This is the first edition of the New Testament to appear with marginal commentary and interpretive essays by Jewish scholars. It places the Christian scriptures within their original Jewish context, and it also faces the questions of how the two traditions have interpreted these texts over the centuries -- and the tensions which those differing interpretations have sometimes perpetuated.
That's the beginning of an article I just published in the Berkshire Eagle, after I had that chat with Marc Brettler.
Like "The Jewish Study Bible," this volume contains both annotations of Scripture and a set of essays which put the material in context: essays on early Jewish history, Judaism and Jewishness and the notion of "The Law." Writers explore the Greek term "Ioudaios" -- translated as either "Jew" or "Judean" -- and its implications. They consider the concept of the neighbor in Jewish and Christian ethics. They try to understand of John’s "Logos," the "Word," as a kind of midrash -- a form of storytelling, which explores interpretations of, loopholes in, and questions about scripture.
"Figuring out what Jewish readers, Christian readers, and other readers should understand -- and then finding people to write about those subjects -- That was intellectually very interesting," Brettler said.

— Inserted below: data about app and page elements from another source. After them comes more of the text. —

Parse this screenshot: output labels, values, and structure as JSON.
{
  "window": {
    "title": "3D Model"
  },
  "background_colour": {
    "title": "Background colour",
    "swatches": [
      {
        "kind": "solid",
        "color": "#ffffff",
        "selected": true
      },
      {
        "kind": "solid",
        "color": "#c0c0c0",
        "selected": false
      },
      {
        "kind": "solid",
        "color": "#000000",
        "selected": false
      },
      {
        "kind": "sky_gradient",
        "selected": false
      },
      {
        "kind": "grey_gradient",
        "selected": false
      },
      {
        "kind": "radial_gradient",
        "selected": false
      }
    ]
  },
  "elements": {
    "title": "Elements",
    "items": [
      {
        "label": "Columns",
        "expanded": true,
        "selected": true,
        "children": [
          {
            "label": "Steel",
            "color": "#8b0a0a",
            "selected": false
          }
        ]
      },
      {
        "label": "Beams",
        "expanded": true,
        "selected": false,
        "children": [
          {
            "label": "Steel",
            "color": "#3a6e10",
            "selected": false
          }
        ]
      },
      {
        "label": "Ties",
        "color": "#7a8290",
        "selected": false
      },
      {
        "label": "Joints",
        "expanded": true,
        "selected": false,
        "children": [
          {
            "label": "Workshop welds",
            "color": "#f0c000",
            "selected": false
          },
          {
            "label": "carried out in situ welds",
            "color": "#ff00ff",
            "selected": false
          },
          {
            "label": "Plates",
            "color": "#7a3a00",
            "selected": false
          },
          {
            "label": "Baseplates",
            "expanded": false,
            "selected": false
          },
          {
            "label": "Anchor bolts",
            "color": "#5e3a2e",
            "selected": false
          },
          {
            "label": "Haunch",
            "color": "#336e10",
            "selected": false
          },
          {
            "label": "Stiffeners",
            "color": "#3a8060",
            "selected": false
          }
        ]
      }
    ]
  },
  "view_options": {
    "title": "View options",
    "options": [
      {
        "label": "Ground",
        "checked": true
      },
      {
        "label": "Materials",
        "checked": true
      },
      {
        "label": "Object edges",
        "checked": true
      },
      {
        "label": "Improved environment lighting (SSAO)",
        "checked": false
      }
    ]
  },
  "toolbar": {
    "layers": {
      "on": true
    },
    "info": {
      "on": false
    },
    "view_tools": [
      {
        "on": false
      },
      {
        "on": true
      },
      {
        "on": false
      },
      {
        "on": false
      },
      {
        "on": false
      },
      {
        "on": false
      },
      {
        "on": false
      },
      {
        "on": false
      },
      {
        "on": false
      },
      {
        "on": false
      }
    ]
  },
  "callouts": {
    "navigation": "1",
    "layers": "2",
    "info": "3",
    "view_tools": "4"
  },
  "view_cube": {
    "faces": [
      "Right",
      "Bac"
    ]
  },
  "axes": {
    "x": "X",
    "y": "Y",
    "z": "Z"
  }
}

I'm looking really forward to hearing the editors of this volume speak on Saturday evening at Hevreh. Meanwhile, my thanks to the editors at the Eagle for inviting me to interview Marc! You can read the whole article here: Jewish scholars give perspective on the New Testament.